Job shows us the Vaughan Williams most of us already know and love – tuneful, expressive and with more than half an eye on England’s musical past as a source of inspiration. Just as the famous Tallis Fantasia drew on the Renaissance for its memorable melody, so in Job Vaughan Williams adapts ancient dances such as the sarabande, pavan, galliard and so forth. The purpose of the music is to accompany a ballet (or, as Vaughan Williams termed it in a further nod to archaic English tradition, a masque) telling the vivid Old Testament story of Job’s trials and tribulations. Despite such tempting subject matter, the music never strays into the lurid or the grotesque; Satan’s first appearance, after a tranquil pastoral scene has been established, is announced by unmistakably biting brass fanfares, but these are bold and self-confident rather than abrasively discordant.
If Job is what one might term “core” Vaughan Williams then his Ninth Symphony is anything but. Ever since its composition it has languished in relative obscurity, and is less immediately accessible than his other symphonies. No straightforward programme or big tunes are on display, but rather an almost Sibelian approach to organic development. From the evocative and mysterious opening one might be tempted to expect a re-run of the atmospheric Antartica, but there is a wistful mood underlying the Ninth that seems to lead it in a more profound direction than that impressively pictorial work.

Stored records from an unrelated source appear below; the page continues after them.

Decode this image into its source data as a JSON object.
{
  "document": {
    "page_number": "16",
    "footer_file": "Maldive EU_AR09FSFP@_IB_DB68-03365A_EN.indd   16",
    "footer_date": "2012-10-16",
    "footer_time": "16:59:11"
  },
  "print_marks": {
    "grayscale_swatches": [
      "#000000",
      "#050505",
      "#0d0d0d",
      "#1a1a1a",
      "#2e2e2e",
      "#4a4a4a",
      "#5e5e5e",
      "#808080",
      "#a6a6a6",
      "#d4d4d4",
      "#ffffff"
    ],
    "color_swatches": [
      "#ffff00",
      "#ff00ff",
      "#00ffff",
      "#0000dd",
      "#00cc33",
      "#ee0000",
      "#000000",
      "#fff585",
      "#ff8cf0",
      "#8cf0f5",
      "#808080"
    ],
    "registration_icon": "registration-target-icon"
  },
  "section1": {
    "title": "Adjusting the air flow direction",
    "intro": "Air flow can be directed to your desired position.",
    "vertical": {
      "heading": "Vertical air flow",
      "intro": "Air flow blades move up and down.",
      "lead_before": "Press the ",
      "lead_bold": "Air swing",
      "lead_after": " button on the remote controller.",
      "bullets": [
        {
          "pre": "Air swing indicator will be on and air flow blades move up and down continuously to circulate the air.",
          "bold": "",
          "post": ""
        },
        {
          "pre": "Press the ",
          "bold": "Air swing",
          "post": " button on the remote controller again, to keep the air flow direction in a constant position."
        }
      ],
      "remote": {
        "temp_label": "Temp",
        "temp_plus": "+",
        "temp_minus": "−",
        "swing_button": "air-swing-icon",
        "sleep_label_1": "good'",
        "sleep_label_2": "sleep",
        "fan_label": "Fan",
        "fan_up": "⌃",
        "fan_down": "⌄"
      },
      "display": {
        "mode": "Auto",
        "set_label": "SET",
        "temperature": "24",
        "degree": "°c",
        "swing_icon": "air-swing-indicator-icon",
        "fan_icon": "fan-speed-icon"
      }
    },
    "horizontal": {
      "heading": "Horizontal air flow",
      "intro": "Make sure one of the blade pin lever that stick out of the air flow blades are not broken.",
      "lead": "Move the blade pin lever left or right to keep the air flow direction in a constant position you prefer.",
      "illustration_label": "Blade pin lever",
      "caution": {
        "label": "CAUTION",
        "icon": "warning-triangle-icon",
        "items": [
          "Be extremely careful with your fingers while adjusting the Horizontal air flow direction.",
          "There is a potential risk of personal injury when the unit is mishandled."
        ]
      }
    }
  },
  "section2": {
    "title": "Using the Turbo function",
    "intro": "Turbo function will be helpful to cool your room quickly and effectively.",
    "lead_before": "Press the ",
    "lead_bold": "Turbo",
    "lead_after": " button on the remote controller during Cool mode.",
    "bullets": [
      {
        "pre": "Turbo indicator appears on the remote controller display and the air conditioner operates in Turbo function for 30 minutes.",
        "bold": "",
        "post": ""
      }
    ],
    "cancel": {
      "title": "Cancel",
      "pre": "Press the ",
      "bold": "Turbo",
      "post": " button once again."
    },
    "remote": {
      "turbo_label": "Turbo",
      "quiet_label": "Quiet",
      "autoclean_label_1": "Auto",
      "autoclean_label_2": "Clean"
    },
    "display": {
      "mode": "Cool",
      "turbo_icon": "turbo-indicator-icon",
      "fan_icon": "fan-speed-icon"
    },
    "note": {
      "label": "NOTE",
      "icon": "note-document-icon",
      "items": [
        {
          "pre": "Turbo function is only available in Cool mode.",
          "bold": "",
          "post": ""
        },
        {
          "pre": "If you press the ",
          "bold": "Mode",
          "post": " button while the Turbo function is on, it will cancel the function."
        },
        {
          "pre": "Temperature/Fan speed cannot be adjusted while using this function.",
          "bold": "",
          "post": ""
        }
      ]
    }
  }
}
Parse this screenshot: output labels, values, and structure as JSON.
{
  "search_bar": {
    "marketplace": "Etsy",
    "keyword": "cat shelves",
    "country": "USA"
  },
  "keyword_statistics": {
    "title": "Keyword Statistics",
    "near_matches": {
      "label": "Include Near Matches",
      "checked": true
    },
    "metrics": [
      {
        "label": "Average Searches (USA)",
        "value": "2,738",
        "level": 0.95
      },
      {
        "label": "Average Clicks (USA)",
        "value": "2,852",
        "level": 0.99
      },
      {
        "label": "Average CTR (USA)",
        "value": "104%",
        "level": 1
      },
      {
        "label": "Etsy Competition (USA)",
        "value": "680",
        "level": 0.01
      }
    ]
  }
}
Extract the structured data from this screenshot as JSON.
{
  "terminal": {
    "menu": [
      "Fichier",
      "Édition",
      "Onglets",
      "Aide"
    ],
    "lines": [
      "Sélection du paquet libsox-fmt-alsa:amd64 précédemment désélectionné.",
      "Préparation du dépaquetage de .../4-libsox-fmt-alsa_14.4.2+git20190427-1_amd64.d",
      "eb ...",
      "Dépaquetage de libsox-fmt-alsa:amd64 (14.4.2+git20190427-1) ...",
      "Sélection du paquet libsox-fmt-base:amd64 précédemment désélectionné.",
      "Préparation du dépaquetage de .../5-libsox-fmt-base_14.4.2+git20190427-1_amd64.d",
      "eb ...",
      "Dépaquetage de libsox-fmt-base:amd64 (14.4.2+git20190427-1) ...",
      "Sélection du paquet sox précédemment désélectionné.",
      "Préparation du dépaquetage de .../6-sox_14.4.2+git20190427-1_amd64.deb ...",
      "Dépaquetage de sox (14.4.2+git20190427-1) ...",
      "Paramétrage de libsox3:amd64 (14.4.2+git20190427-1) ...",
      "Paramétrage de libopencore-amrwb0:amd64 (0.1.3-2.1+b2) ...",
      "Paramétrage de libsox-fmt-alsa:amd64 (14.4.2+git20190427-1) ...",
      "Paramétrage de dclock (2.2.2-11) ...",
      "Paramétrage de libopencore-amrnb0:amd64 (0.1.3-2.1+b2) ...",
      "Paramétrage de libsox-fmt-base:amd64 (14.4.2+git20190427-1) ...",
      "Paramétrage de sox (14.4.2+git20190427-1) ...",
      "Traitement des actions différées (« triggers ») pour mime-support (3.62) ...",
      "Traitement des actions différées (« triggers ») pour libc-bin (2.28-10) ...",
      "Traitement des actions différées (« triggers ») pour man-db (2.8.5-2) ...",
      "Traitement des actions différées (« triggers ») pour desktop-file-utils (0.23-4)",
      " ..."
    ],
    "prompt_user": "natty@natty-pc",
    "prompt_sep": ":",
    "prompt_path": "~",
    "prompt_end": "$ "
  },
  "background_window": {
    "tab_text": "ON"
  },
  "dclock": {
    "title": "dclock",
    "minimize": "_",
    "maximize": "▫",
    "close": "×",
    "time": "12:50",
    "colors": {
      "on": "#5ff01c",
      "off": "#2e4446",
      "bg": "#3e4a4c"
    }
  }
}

For many people, the flugel horn is either a complete unknown or associated only with the British brass band tradition. However, its uniquely haunting sound has captured the imagination of many an orchestral composer, and in this symphony Vaughan Williams uses not only the flugel but a trio of saxophones to great effect within the orchestral texture. The flugel (played here by Martin Winter) shines particularly in the second movement, beginning and ending it with a simple tune of great nobility; in the third and fourth, the saxophones – almost invariably heard as a trio – have some luminous chorale-like material that shows a very different aspect of the instrument to what most listeners (then and now) might expect. We’ve all heard saxophones in a non-orchestral context, and many of us have heard saxophones with an orchestra (say, in Ibert’s deservedly popular Concerto) – but Vaughan Williams’ innovative use of saxophones within the orchestra is, like Wagner’s expansion of the brass section, a welcome and significant addition to the palette. His tasteful use of them shows that he regards them as an integral part of his wind section, rather than a mere sonic gimmick.
If I was forced to choose between this performance and the venerable Handley account with the RLPO, I think my decision might well come down to the mere flip of a coin. Davis seems to avoid some of Handley’s showmanship – giving less of a punch to some of the more impassioned outbursts – but conversely there’s a clarity here in some of the more intricate contrapuntal passages that Handley sometimes fails to match.
It cannot be denied that the Ninth is one of those works that one has to listen to several times before it starts to reveal its secrets; this is, I’m sure, why it is not more widely heard and performed. However, I think it’s absolutely right that it has at last begun to emerge from the shadows of the repertoire. Its impassioned climaxes (in the second and fourth movements) are every bit as stirring as the more commonly-heard Vaughan Williams favourites, and his experimentation with new sonorities, while not as wild as that in the Eighth, nevertheless shows a fascinatingly original side to a composer who is often sidelined as a mere pastoralist.